  • Recreational Vehicles

These are defined as vehicles used for personal pleasure or travel by an individual or the individual’s family. The vehicle cannot be used in connection with any business endeavor.

  • Vehicles Operating Intrastate Florida Miles Only

These are commercial vehicles that operate only within Florida regardless of their weight.

  • Vehicles Operated with a Restricted License Plate

These are vehicles with a less than one-year registration period or that are subject to a geographical area, mileage, or commodity restriction. Note: Florida carriers with a restricted commodity plate can move specified commodities (unprocessed forest products, fertilizer, farm products, milk) within all jurisdictions, even though ONLY Florida appears on their registration document. However, back hauling (transporting a load on the return trip) of finished or unrelated products is strictly prohibited. Because of the special operational aspects of restricted license plates, these carriers are not required to maintain operational records. Before operating a restricted plate vehicle through other jurisdictions, Florida carriers should contact those jurisdictions to confirm they recognize Florida restricted plates.


IRP Registration Period
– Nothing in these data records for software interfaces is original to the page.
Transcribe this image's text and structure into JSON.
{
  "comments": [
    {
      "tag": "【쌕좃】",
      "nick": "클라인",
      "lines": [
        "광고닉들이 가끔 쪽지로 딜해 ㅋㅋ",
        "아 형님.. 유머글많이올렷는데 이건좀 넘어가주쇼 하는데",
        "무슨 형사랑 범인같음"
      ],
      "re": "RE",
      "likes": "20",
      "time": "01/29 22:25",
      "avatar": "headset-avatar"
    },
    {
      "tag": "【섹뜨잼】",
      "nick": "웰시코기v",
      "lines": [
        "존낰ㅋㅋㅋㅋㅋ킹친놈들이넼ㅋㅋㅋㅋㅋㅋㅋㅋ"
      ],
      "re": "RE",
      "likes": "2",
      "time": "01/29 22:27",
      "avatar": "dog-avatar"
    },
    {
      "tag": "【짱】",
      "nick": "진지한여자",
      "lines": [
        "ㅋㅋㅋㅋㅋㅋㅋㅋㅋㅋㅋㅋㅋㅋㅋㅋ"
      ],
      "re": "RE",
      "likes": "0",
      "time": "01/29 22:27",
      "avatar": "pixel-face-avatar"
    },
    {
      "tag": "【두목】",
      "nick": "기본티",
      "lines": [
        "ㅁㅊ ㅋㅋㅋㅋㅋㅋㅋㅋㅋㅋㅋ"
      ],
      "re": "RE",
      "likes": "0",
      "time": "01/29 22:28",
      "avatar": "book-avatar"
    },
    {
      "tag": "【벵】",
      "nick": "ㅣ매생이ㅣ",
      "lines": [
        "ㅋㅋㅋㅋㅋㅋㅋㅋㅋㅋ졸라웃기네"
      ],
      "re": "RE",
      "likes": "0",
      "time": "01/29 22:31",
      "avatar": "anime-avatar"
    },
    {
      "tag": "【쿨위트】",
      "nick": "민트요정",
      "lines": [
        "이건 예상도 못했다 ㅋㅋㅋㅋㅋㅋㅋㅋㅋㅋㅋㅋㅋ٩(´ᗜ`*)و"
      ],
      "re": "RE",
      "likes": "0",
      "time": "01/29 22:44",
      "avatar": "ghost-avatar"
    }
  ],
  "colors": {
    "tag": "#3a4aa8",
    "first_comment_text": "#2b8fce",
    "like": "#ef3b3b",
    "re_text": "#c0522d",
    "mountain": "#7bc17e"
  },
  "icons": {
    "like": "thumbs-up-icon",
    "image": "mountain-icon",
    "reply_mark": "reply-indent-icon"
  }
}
All IRP registrations are valid for a 12-month period. Florida uses a 10-month staggered renewal system, which means each IRP account is assigned a renewal month that ranges from January through October. When processing an original registration, the Bureau of Commercial Vehicle and Driver Services will designate the renewal month. The renewal month will be displayed on the license plate and cab card of every registered vehicle in that account. The license plates (and registrations) of every vehicle in that account will expire at midnight on the last day of the assigned renewal month. Enforcement begins at 12:01 a.m., the first day of the next month. (There is no grace period.)
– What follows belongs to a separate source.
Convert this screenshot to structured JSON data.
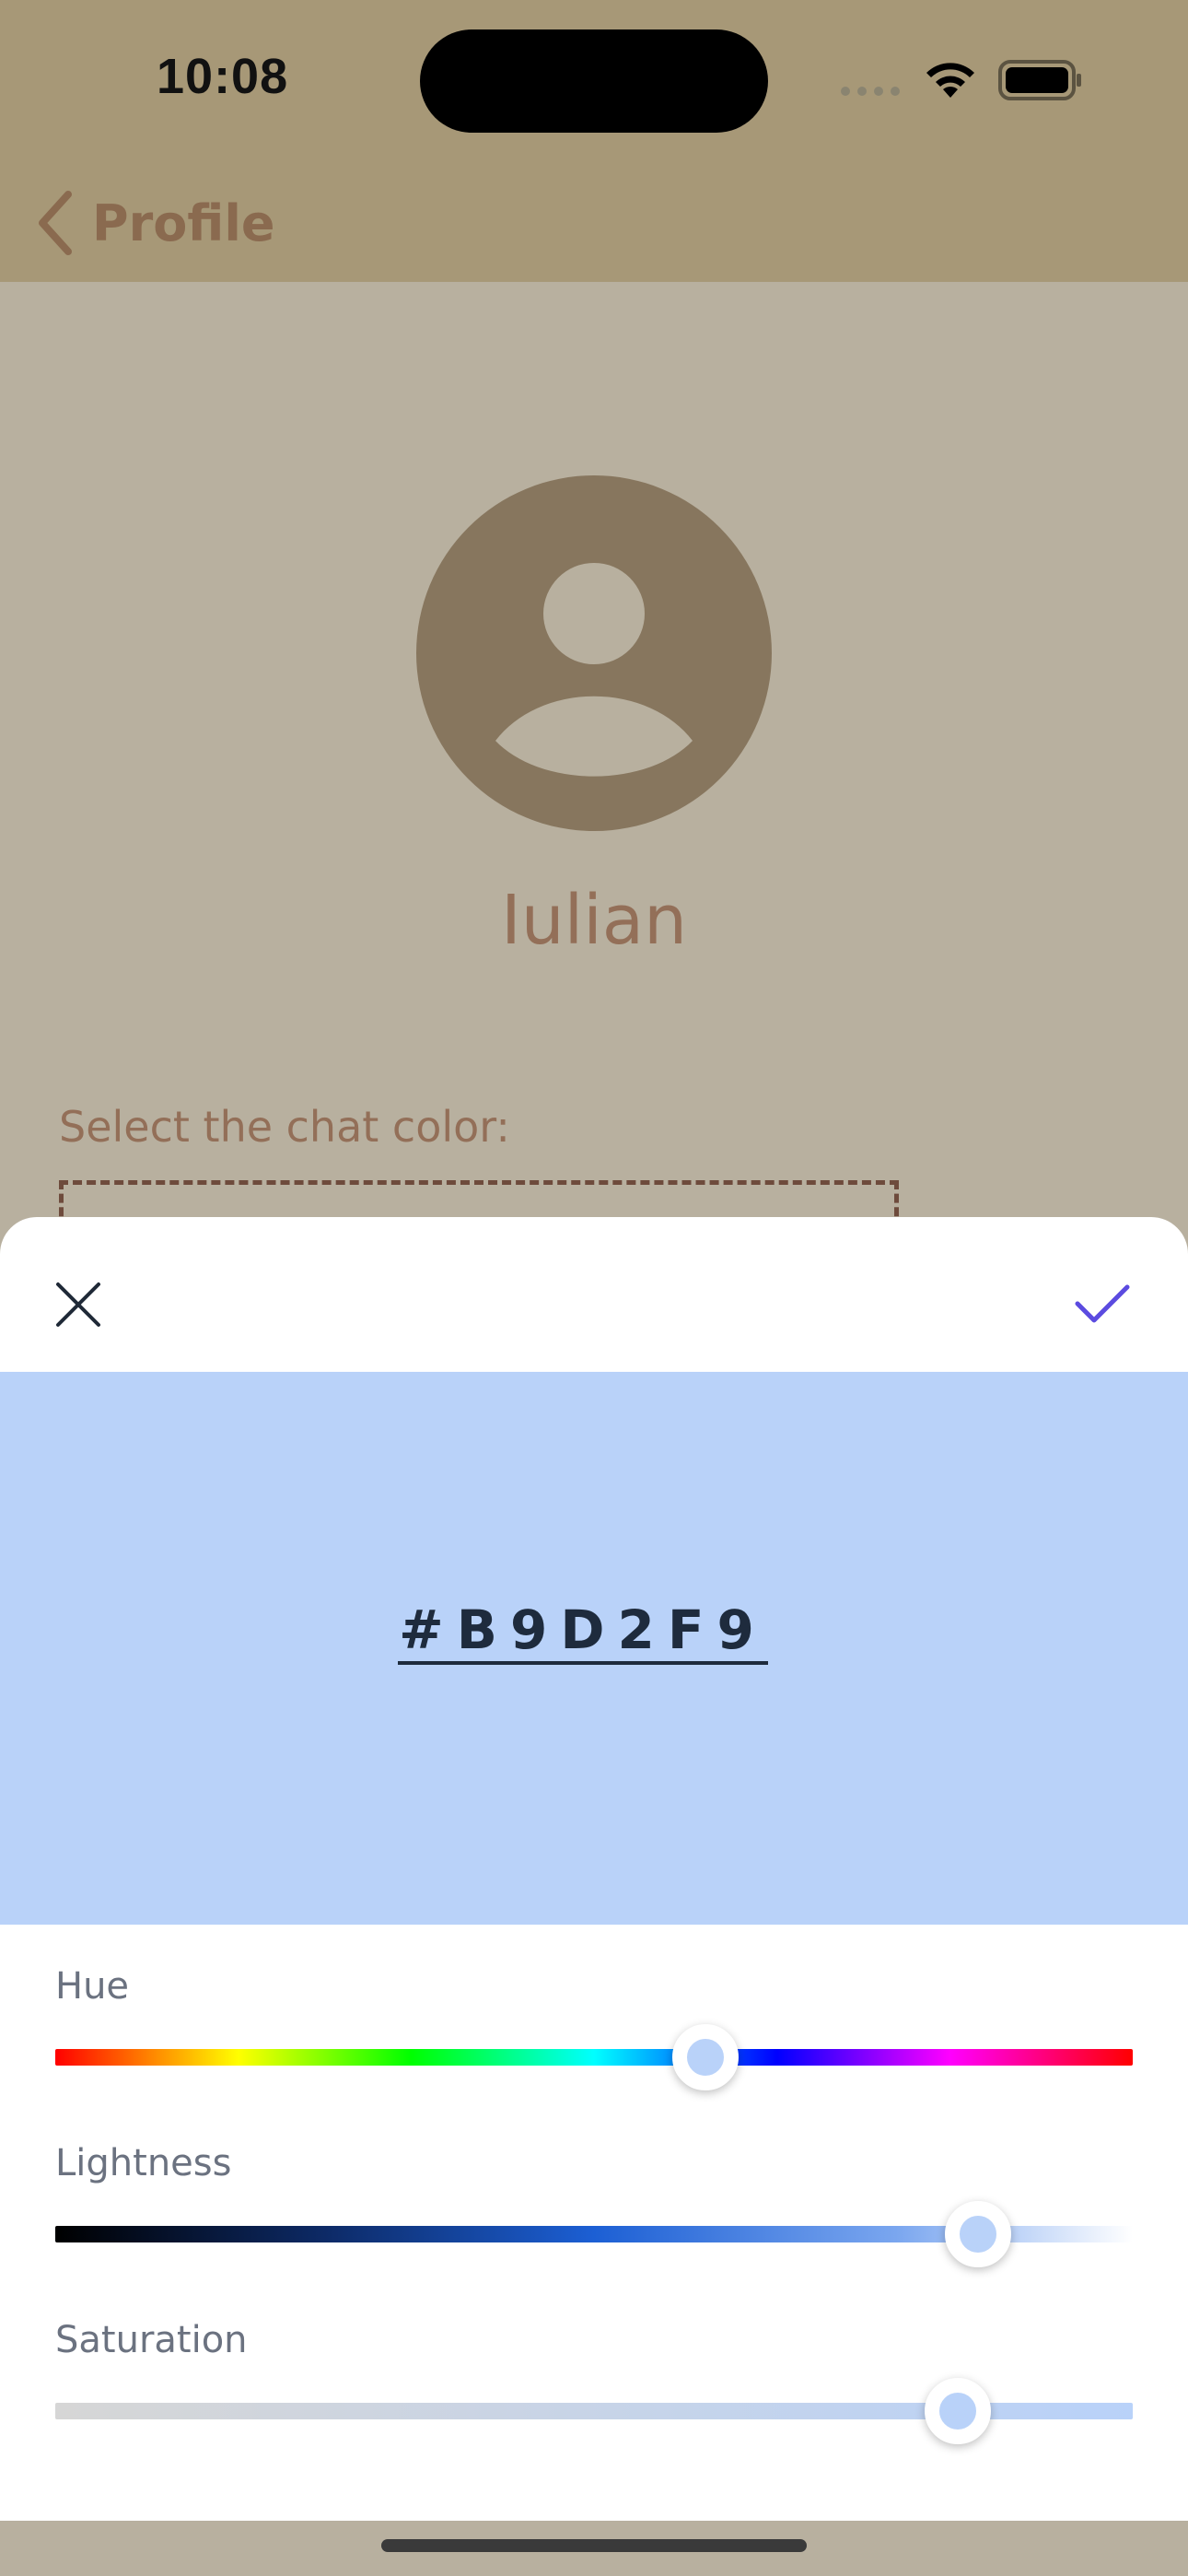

IRP Registration Fees

The total fee for an apportioned license plate and cab card is based on the number of miles travelled in each jurisdiction. Miles accrued in a particular jurisdiction represents a percentage of total miles travelled. This percentage is multiplied by the specific registration fee schedule of that jurisdiction. In most cases, the declared gross vehicle weight of the truck or combined gross vehicle weight of the power unit and any trailer are also factors in determining the fees. Due to the volume and complexity of these computations, a computerized system calculates the apportioned fees. After an IRP application is fully processed and all supporting documents are on file, an invoice is generated and sent to the motor carrier. Below is an example of an IRP fee calculation:

Assume an 80,000-pound registered power unit (with a Florida-based for-hire operator) operates in Florida, Georgia, South Carolina, and North Carolina. The total annual actual mileage for the power unit was 100,000 miles, with the amount of miles in each state, as shown in the following table:

MilagePercent of TotalFull Year Fee Per StateApportioned Fee
South Carolina25,000

(25% x

$800.00) =

North Carolina25,000

(25% x

$1,235.00) =


(15% x

$1,000) =


(35% x

$1,322.00) =




Penalty for Not Renewing IRP Credentials on Time

In accordance with Florida laws governing all vehicle registrations, a late penalty will be assessed on the 11th day after the expiration date, as follows:

If The License Tax Is DueThen The Penalty Will Be
At least $5 but not more than $25$5
Over $25, but not more than $50$10
Over $50, but not more than $100$15
Over $100, but not more than $400$50
Over $400, but not more than $600$100
Over $600$250

Other Sources for information and assistance with IRP

The national IRP, Inc. website is a helpful resource for learning more about the IRP program and the provisions that apply to all member jurisdictions. Visit for more information.

Transactions must be completed in the avenue in which they are started. E-File transactions must be finalized through the E-File team and cannot be transferred to Walk-In Services or through the mail.

For assistance with Florida IRP registration or other IRP transactions, you may call the Bureau of Commercial Vehicle and Driver Services Customer Service line at (850) 617-3711.

A more complete description of Florida IRP provisions and requirements can be found in the Florida IRP Trucking Manual.